● **TASK DETAILS**: Print back every record below, exactly as it stands.

● **PROVIDED MATERIAL**:
---------------

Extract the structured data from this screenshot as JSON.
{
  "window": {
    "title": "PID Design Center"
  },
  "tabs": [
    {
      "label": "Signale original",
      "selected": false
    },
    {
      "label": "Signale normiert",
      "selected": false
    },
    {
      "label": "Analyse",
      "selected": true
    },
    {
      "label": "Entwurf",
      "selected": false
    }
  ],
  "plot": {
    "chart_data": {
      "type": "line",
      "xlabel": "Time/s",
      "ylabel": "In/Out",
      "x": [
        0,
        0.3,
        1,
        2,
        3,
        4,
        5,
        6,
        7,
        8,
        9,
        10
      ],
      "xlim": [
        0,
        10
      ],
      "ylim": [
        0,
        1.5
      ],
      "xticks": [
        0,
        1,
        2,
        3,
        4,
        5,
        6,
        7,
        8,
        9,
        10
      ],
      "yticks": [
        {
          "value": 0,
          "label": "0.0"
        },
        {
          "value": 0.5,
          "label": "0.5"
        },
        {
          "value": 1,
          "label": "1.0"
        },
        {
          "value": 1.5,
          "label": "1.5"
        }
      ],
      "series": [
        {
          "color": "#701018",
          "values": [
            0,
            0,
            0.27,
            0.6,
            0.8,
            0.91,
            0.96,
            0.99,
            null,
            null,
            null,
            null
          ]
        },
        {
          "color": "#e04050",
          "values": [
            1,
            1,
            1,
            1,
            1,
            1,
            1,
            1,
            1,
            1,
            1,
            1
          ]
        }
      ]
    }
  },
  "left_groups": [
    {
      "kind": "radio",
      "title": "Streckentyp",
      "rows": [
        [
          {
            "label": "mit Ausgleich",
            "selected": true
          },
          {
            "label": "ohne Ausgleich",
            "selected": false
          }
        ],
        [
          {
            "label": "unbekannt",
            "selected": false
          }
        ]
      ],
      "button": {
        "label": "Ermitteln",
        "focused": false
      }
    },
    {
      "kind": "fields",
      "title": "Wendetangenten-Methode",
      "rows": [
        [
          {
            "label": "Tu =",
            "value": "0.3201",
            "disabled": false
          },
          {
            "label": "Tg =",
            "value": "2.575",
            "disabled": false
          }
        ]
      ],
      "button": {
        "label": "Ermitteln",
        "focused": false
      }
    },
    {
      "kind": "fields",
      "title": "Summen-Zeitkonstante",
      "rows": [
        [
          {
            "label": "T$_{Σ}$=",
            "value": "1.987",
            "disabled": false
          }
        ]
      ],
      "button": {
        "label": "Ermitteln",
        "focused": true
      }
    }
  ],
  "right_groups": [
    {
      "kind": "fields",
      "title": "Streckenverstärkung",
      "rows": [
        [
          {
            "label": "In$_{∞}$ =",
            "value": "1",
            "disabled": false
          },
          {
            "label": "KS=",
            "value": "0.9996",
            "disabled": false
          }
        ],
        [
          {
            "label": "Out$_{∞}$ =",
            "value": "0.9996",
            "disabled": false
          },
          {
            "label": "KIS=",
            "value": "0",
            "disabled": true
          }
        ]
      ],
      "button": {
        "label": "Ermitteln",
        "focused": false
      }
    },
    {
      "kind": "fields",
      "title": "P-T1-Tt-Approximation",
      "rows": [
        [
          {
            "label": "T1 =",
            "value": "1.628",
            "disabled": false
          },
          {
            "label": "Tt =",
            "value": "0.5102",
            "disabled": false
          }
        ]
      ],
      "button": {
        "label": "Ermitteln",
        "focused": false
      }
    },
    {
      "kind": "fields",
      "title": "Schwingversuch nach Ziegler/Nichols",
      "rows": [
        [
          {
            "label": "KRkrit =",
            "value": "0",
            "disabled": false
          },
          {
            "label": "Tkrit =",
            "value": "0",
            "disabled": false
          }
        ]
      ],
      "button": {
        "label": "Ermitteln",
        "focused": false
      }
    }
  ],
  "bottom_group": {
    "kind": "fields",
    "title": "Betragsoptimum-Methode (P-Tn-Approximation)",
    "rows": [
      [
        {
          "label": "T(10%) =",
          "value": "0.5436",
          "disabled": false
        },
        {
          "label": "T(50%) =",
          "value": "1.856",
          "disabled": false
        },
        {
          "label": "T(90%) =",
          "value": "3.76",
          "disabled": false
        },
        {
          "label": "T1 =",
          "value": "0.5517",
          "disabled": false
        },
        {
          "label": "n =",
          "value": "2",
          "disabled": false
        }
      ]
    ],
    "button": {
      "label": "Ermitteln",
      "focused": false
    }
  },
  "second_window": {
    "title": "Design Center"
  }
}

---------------

● **SOLUTION BELOW**:
Extract the structured data from this screenshot as JSON.
{
  "window": {
    "title": "PID Design Center"
  },
  "tabs": [
    {
      "label": "Signale original",
      "selected": false
    },
    {
      "label": "Signale normiert",
      "selected": false
    },
    {
      "label": "Analyse",
      "selected": true
    },
    {
      "label": "Entwurf",
      "selected": false
    }
  ],
  "plot": {
    "chart_data": {
      "type": "line",
      "xlabel": "Time/s",
      "ylabel": "In/Out",
      "x": [
        0,
        0.3,
        1,
        2,
        3,
        4,
        5,
        6,
        7,
        8,
        9,
        10
      ],
      "xlim": [
        0,
        10
      ],
      "ylim": [
        0,
        1.5
      ],
      "xticks": [
        0,
        1,
        2,
        3,
        4,
        5,
        6,
        7,
        8,
        9,
        10
      ],
      "yticks": [
        {
          "value": 0,
          "label": "0.0"
        },
        {
          "value": 0.5,
          "label": "0.5"
        },
        {
          "value": 1,
          "label": "1.0"
        },
        {
          "value": 1.5,
          "label": "1.5"
        }
      ],
      "series": [
        {
          "color": "#701018",
          "values": [
            0,
            0,
            0.27,
            0.6,
            0.8,
            0.91,
            0.96,
            0.99,
            null,
            null,
            null,
            null
          ]
        },
        {
          "color": "#e04050",
          "values": [
            1,
            1,
            1,
            1,
            1,
            1,
            1,
            1,
            1,
            1,
            1,
            1
          ]
        }
      ]
    }
  },
  "left_groups": [
    {
      "kind": "radio",
      "title": "Streckentyp",
      "rows": [
        [
          {
            "label": "mit Ausgleich",
            "selected": true
          },
          {
            "label": "ohne Ausgleich",
            "selected": false
          }
        ],
        [
          {
            "label": "unbekannt",
            "selected": false
          }
        ]
      ],
      "button": {
        "label": "Ermitteln",
        "focused": false
      }
    },
    {
      "kind": "fields",
      "title": "Wendetangenten-Methode",
      "rows": [
        [
          {
            "label": "Tu =",
            "value": "0.3201",
            "disabled": false
          },
          {
            "label": "Tg =",
            "value": "2.575",
            "disabled": false
          }
        ]
      ],
      "button": {
        "label": "Ermitteln",
        "focused": false
      }
    },
    {
      "kind": "fields",
      "title": "Summen-Zeitkonstante",
      "rows": [
        [
          {
            "label": "T$_{Σ}$=",
            "value": "1.987",
            "disabled": false
          }
        ]
      ],
      "button": {
        "label": "Ermitteln",
        "focused": true
      }
    }
  ],
  "right_groups": [
    {
      "kind": "fields",
      "title": "Streckenverstärkung",
      "rows": [
        [
          {
            "label": "In$_{∞}$ =",
            "value": "1",
            "disabled": false
          },
          {
            "label": "KS=",
            "value": "0.9996",
            "disabled": false
          }
        ],
        [
          {
            "label": "Out$_{∞}$ =",
            "value": "0.9996",
            "disabled": false
          },
          {
            "label": "KIS=",
            "value": "0",
            "disabled": true
          }
        ]
      ],
      "button": {
        "label": "Ermitteln",
        "focused": false
      }
    },
    {
      "kind": "fields",
      "title": "P-T1-Tt-Approximation",
      "rows": [
        [
          {
            "label": "T1 =",
            "value": "1.628",
            "disabled": false
          },
          {
            "label": "Tt =",
            "value": "0.5102",
            "disabled": false
          }
        ]
      ],
      "button": {
        "label": "Ermitteln",
        "focused": false
      }
    },
    {
      "kind": "fields",
      "title": "Schwingversuch nach Ziegler/Nichols",
      "rows": [
        [
          {
            "label": "KRkrit =",
            "value": "0",
            "disabled": false
          },
          {
            "label": "Tkrit =",
            "value": "0",
            "disabled": false
          }
        ]
      ],
      "button": {
        "label": "Ermitteln",
        "focused": false
      }
    }
  ],
  "bottom_group": {
    "kind": "fields",
    "title": "Betragsoptimum-Methode (P-Tn-Approximation)",
    "rows": [
      [
        {
          "label": "T(10%) =",
          "value": "0.5436",
          "disabled": false
        },
        {
          "label": "T(50%) =",
          "value": "1.856",
          "disabled": false
        },
        {
          "label": "T(90%) =",
          "value": "3.76",
          "disabled": false
        },
        {
          "label": "T1 =",
          "value": "0.5517",
          "disabled": false
        },
        {
          "label": "n =",
          "value": "2",
          "disabled": false
        }
      ]
    ],
    "button": {
      "label": "Ermitteln",
      "focused": false
    }
  },
  "second_window": {
    "title": "Design Center"
  }
}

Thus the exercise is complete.